In literature

In film

  • The Second World War propaganda film Went the Day Well? depicts the takeover of an English village by Nazi soldiers over Whitsun weekend.

See also

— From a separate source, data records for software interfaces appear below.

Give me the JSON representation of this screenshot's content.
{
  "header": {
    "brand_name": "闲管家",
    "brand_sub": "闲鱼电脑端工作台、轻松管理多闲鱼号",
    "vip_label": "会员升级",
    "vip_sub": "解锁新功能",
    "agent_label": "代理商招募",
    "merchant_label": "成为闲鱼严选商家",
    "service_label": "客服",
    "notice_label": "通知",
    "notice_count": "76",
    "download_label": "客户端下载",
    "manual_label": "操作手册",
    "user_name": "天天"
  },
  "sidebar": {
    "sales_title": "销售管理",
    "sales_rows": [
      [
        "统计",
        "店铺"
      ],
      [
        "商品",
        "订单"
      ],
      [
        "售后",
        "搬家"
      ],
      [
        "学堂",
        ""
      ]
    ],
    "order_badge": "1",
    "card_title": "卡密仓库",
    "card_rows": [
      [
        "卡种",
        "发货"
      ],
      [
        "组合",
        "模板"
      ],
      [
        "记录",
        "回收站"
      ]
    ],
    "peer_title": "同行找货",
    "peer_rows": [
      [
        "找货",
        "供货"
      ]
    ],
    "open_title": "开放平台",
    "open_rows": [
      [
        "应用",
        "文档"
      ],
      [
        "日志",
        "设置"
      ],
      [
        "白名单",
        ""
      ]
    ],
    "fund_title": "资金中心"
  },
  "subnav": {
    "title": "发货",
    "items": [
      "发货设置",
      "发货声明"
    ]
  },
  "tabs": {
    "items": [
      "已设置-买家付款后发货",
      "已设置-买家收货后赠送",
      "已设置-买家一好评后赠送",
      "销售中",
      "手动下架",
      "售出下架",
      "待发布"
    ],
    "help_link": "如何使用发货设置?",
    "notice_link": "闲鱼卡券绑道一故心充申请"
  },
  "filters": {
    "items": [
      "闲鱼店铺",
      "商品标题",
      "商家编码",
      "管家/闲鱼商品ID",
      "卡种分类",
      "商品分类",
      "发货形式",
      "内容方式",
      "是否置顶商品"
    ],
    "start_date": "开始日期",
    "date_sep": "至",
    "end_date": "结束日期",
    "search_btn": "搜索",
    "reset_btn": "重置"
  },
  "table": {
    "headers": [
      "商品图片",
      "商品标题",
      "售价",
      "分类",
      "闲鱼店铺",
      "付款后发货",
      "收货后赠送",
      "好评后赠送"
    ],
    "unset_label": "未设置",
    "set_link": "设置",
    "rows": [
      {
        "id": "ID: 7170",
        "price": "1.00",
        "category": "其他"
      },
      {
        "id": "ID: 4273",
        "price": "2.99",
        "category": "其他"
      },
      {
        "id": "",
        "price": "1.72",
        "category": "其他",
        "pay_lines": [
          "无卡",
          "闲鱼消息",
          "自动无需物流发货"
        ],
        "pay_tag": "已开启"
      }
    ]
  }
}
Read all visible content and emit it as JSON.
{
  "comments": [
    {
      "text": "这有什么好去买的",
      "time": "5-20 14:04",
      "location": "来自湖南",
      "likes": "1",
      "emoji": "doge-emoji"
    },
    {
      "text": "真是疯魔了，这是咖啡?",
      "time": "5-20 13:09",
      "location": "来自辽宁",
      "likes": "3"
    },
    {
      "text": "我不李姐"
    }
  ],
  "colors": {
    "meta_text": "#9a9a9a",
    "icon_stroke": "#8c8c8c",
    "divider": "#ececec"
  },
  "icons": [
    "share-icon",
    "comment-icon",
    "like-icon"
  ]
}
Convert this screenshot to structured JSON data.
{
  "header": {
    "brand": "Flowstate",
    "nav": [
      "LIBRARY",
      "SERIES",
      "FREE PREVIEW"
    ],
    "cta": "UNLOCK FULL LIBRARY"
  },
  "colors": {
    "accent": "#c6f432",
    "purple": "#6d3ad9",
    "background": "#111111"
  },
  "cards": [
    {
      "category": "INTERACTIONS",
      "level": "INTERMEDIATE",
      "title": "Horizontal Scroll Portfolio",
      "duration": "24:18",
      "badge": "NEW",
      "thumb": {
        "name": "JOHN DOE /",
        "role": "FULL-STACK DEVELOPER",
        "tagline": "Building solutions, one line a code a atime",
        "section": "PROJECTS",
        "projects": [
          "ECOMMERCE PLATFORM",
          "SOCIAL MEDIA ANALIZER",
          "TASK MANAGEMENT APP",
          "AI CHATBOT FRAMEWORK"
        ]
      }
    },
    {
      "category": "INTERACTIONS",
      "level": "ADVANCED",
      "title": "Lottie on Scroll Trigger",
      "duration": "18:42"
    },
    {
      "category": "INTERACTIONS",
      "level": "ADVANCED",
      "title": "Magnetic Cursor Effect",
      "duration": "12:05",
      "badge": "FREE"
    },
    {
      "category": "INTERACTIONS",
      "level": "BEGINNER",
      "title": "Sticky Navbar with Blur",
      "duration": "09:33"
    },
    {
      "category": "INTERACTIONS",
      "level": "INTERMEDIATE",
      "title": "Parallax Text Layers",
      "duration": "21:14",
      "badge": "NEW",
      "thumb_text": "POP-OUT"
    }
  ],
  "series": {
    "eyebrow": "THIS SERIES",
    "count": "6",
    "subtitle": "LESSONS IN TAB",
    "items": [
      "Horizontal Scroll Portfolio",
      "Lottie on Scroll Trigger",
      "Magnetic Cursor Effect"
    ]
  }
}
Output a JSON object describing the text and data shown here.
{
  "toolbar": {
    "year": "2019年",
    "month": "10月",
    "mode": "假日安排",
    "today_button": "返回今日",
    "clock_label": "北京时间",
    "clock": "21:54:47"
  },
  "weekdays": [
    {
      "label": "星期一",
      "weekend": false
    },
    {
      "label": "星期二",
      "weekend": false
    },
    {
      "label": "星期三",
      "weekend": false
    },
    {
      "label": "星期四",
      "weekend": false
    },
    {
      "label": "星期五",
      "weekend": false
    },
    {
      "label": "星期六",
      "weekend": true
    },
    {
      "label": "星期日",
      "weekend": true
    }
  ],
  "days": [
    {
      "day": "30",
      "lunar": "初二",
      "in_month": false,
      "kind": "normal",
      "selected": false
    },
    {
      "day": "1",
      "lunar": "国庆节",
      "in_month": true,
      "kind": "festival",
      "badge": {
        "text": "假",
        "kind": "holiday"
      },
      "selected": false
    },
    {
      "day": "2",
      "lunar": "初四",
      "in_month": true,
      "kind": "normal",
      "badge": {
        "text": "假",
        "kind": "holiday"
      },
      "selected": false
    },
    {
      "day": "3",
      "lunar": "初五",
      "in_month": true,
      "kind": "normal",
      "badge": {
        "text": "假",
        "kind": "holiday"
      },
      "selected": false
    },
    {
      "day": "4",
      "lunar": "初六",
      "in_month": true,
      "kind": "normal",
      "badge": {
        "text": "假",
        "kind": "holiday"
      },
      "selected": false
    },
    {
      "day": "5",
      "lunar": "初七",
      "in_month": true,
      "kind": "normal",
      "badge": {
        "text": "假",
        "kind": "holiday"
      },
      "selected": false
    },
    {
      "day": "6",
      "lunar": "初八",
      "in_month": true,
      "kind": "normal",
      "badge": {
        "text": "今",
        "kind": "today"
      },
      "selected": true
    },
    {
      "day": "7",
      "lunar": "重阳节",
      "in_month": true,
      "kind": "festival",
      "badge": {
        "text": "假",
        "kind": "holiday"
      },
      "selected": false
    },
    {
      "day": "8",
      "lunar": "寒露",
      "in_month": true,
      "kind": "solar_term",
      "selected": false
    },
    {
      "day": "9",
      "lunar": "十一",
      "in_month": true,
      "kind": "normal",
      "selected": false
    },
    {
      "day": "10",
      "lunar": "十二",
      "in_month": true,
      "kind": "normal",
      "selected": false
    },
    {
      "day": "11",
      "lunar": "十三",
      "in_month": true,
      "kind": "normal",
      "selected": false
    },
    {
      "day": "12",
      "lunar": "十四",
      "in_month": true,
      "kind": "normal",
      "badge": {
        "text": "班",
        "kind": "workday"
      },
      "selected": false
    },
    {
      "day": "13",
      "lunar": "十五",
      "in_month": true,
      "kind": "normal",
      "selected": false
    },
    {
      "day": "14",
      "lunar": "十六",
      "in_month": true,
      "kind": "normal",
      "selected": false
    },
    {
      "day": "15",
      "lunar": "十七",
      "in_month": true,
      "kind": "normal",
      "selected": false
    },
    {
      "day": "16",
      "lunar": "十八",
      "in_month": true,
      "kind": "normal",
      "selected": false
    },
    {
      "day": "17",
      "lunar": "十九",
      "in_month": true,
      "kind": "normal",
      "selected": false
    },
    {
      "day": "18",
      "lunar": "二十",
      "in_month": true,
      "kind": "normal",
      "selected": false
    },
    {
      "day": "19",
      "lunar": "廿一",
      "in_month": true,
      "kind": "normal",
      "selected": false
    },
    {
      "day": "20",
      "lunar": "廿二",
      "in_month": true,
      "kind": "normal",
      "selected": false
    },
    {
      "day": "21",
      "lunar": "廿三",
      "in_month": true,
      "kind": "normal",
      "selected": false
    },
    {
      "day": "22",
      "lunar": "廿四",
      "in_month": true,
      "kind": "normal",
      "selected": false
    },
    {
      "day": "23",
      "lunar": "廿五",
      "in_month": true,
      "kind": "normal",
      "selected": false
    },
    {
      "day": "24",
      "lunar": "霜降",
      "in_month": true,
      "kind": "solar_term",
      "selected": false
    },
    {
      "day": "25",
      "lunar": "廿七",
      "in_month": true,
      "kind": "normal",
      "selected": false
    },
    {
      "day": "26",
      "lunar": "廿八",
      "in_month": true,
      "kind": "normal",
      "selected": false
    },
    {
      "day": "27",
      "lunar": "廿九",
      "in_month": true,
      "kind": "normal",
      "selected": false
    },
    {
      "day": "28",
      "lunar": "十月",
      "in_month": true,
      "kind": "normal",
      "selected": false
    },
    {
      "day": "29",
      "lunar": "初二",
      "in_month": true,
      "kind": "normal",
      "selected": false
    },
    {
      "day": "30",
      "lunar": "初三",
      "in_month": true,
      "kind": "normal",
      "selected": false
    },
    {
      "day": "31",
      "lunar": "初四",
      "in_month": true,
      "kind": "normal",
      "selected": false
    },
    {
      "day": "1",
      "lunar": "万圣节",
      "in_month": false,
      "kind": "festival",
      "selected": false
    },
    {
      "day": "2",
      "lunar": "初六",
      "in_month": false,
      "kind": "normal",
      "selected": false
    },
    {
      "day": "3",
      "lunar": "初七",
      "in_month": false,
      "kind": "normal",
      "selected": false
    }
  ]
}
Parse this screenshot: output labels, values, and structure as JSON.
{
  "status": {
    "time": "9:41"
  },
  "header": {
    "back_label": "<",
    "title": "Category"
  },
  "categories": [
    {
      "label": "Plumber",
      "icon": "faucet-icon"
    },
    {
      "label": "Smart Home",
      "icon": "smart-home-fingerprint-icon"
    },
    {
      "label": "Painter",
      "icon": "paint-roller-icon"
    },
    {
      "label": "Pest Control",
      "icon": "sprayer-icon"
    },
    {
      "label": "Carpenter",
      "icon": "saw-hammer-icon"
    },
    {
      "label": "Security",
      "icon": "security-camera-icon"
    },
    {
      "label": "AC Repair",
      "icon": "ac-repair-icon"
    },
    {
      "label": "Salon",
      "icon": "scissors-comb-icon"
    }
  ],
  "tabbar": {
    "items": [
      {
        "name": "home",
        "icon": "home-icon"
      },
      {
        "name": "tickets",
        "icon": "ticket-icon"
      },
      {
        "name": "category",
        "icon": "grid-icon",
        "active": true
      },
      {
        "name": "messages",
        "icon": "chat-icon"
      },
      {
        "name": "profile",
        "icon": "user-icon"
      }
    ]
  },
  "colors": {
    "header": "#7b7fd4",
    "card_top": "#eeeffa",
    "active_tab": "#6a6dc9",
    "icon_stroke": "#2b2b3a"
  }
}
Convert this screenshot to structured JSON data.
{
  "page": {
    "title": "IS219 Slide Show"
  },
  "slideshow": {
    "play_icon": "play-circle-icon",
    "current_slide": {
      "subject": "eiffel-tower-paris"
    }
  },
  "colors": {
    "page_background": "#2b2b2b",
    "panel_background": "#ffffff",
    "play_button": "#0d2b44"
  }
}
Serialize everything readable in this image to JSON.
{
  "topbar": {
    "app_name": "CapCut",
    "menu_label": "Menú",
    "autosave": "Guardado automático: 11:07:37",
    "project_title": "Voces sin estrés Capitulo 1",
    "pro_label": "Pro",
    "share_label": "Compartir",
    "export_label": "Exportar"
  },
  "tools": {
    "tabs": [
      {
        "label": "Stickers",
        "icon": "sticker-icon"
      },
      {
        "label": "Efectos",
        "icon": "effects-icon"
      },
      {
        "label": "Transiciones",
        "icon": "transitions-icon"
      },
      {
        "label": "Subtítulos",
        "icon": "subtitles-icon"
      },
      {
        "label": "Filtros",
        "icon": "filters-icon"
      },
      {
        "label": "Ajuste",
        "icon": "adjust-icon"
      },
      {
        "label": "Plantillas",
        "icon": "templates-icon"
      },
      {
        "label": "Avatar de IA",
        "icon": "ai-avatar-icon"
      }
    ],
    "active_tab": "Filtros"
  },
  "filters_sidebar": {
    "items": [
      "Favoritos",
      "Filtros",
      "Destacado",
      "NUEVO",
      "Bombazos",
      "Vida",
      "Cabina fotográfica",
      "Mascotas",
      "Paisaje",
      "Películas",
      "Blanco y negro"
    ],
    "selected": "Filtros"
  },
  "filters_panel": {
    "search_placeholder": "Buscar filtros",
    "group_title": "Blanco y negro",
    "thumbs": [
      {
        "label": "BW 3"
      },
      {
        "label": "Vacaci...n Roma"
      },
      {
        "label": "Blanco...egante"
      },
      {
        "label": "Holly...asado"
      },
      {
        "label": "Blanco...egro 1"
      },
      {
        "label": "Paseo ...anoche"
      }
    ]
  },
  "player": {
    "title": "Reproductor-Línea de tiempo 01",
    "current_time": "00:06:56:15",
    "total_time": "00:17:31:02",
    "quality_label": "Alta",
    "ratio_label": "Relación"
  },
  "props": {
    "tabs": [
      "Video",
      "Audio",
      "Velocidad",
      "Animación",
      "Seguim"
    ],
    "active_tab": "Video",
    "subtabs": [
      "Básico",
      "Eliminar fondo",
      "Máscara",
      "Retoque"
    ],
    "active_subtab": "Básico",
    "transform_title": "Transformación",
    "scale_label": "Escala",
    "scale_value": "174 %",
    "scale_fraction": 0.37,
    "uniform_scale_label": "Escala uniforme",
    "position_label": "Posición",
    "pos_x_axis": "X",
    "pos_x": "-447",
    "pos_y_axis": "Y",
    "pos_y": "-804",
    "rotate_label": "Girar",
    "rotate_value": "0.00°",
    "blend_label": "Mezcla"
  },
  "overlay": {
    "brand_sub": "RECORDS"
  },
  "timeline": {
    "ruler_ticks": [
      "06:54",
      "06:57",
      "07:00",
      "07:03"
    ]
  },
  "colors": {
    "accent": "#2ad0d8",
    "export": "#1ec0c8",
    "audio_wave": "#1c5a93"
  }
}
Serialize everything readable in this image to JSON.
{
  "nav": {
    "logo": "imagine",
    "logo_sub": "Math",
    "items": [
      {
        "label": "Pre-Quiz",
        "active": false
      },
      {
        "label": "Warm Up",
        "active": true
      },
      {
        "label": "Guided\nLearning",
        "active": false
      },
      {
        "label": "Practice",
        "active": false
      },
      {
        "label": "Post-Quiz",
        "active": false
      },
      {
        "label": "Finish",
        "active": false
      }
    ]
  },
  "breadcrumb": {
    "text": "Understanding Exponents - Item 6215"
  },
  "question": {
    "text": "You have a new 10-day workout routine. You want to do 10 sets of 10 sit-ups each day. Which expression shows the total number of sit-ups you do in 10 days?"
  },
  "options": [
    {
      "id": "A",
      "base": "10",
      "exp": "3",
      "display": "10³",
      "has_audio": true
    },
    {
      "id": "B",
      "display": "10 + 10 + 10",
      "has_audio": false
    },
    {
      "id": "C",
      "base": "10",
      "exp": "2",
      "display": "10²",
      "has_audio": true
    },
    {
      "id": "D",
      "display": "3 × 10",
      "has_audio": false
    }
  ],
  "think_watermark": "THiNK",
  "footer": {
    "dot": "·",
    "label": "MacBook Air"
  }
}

  1. Anon. "High Court Sittings: Law Terms". The Courts Service. Retrieved 24 May 2014.<templatestyles src="Module:Citation/CS1/styles.css"></templatestyles>
  2. Jones, Prudence; Pennick, Nigel (20 February 1997). A history of pagan Europe. Routledge. p. 124. ISBN 0-415-15804-4. Retrieved 25 May 2010.<templatestyles src="Module:Citation/CS1/styles.css"></templatestyles>
  3. The others being Yuletide, the week following Christmas, and Easter Week, the week following Easter that ended at Hocktide (Homans 1991).
  4. George C. Homans, English Villagers of the Thirteenth Century, 2nd ed. 1991:369.
  5. "Whit Friday: Whit Walks". saddleworth.org.<templatestyles src="Module:Citation/CS1/styles.css"></templatestyles>
  6. Liz Woods. "'Feasts and Festivals'". feastsandfestivals.blogspot.com.<templatestyles src="Module:Citation/CS1/styles.css"></templatestyles>
  7. Nigel Strudwick. "Reviving the Whaddon Whitsun Song". whaddon.org.<templatestyles src="Module:Citation/CS1/styles.css"></templatestyles>
  8. Both noted in Walter William Skeat, An Etymological Dictionary of the English Language, s.v. "Whitsun".
  9. Skeat.
  10. Theodore Erbe (editor) (1905). Mirk's Festial: a Collection of Homilies, Kegan Paul et al., for the Early English Text Society, p.159 accessed 15 December 2014 at Internet Archive.
  11. Anon (29 May 1869). "Whitsuntide". The Manchester Times. Manchester, UK. |access-date= requires |url= (help)<templatestyles src="Module:Citation/CS1/styles.css"></templatestyles>
  12. Anon. "Whitsuntide". The Free Online Dictionary. Farlex Inc. Retrieved 25 May 2010.<templatestyles src="Module:Citation/CS1/styles.css"></templatestyles>
  13. 13.0 13.1 13.2 13.3 Roud, Steve (31 March 2008). The English Year (eBook). ePenguin. ISBN 978-0-14-191927-0. |access-date= requires |url= (help)<templatestyles src="Module:Citation/CS1/styles.css"></templatestyles>
  14. Dobkin, Monty (1999). Broughton and Cheetham Hill in Regency and Victorian times. Neil Richardson. ISBN 1-85216-131-0.<templatestyles src="Module:Citation/CS1/styles.css"></templatestyles>


pl:Zesłanie Ducha Świętego sv:Pingst